"I scarcely think that is a thing you could expect me to admit—that is, at least, as far as my part in it goes," said Nasmyth.

"Still," replied Violet, "you admitted that you felt I might be right."

She looked anxious, and Nasmyth realized that, since she might have written what she had to say, it must have cost her a good deal to break with him personally. The courage which had prompted her to summon him appealed to him, and, in place of anger, he was conscious of a certain sympathy for her.

"In one sense you were certainly right," he said. "We belong to different worlds, and I should never have spoken to you as I did. That is a thing you must try to forgive me, and you have no reason to blame yourself. As I told you at the time, you were free."

"Ah!" cried Violet, "you are very generous. After all, I expected that from you, and I think it will not hurt you very much to give me up."

"I wonder why?" asked Nasmyth gravely.

Violet sat silent a moment or two, and then looked up at him quietly.

"Oh," she said, "you owe so much to that girl in the Bush! She would always have come between us. I think you made me recognize it when you told me about her, though it was only by degrees I came to understand it clearly."

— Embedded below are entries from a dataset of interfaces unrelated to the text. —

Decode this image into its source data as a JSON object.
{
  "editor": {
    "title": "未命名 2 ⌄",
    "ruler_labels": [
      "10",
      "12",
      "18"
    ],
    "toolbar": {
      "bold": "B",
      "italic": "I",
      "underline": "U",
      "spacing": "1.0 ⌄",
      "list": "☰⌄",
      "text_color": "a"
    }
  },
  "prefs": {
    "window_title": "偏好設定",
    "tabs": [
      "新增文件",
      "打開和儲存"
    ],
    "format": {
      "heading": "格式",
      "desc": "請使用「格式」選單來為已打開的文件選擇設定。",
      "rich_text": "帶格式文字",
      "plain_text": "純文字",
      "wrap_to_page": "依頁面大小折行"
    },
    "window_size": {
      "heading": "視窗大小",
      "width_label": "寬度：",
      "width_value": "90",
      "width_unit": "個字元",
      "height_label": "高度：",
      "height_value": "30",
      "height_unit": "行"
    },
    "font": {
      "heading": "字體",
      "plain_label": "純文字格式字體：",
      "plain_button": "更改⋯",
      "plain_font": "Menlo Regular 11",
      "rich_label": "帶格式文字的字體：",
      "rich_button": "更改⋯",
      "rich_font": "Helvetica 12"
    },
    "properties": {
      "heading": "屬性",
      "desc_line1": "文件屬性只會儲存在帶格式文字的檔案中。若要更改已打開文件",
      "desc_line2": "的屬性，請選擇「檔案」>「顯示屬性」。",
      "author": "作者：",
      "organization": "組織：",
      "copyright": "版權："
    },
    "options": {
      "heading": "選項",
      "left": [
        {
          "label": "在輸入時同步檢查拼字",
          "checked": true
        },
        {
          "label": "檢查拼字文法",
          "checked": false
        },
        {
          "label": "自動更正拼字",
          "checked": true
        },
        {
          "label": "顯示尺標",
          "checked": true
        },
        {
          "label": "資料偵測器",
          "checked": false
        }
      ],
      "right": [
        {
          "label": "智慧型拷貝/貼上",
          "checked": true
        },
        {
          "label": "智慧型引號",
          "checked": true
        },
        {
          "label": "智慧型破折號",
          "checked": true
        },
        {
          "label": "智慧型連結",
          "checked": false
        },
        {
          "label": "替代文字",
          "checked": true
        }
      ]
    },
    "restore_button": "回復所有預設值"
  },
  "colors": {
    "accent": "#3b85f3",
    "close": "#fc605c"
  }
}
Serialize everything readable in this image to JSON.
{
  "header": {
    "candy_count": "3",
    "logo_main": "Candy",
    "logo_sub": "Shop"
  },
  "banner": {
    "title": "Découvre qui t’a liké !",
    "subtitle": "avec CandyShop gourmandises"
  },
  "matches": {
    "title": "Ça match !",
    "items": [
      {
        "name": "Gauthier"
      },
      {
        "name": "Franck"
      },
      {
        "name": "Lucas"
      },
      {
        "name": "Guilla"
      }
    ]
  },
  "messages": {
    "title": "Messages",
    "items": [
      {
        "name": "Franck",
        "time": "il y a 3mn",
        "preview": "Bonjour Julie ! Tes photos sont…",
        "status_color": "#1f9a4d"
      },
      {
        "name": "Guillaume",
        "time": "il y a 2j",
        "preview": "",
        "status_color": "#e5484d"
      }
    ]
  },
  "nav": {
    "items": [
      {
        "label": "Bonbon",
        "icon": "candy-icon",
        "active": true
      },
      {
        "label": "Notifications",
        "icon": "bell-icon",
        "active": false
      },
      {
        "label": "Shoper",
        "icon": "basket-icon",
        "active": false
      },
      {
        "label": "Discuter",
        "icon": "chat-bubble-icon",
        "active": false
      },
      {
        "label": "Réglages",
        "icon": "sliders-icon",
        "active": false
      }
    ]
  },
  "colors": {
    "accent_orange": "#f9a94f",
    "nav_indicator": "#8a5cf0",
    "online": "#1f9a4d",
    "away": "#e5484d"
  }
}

Nasmyth's face flushed. "That," he queried, "is your reason for wishing to get rid of me?"

Violet looked away from him, and there was a telltale self consciousness in her manner when she turned to him again. Nasmyth, who noticed it, winced.

"Well," he hazarded, "it was, perhaps, not the only one."

"No," confessed Violet very softly, "there was another thing which influenced me rather more."

Nasmyth, who understood her, stood silent a moment or two, with one hand tightly closed. "In that case there is nothing to be said, and I must try to face it gracefully," he told her. "Reproaches are not exactly becoming in the case of a discarded man." He took off his wide hat as he held out his hand. "Miss Hamilton, the thing naturally hurts me, but perhaps I cannot reasonably blame you. I'm not sure you could expect me to go any further now."

"Ah!" exclaimed Violet, "you have made it easy. I would like to assure you of my good-will."

He held her hand a moment and swung abruptly away. He met Mrs. Acton as he went down a corridor. He stopped in front of her, and she looked at him questioningly when she saw his face.

"I have not come up to expectations. It is, perhaps, fortunate Miss Hamilton found it out when she did," he said.

"Oh!" Mrs. Acton replied, "I told you it would not be well to stay away very long."

"I scarcely think the result would have been different in any case," Nasmyth declared.

Mrs. Acton was silent for a moment. Then she looked at him sharply.

"Where are you going now?" she asked.

"Back to the world I belong to," answered Nasmyth,—"to the railroad, in the first case. I'm not sure that Miss Hamilton would like to feel that I was in the house."

Mrs. Acton made no protest, and ten minutes later he had crossed the clearing and plunged into the Bush.

Mrs. Acton, crossing the veranda, laid her hand on the girl's shoulder.

"I naturally don't know what he said to you, but I can't help believing that he acquitted himself rather well," she observed. "After all, it must have been a little painful to him."

"Perhaps it was," replied Violet. "Still, I don't think it hurt him dreadfully."

She was more or less correct in this surmise, for, as Nasmyth walked on through the Bush, he became conscious of a faint relief.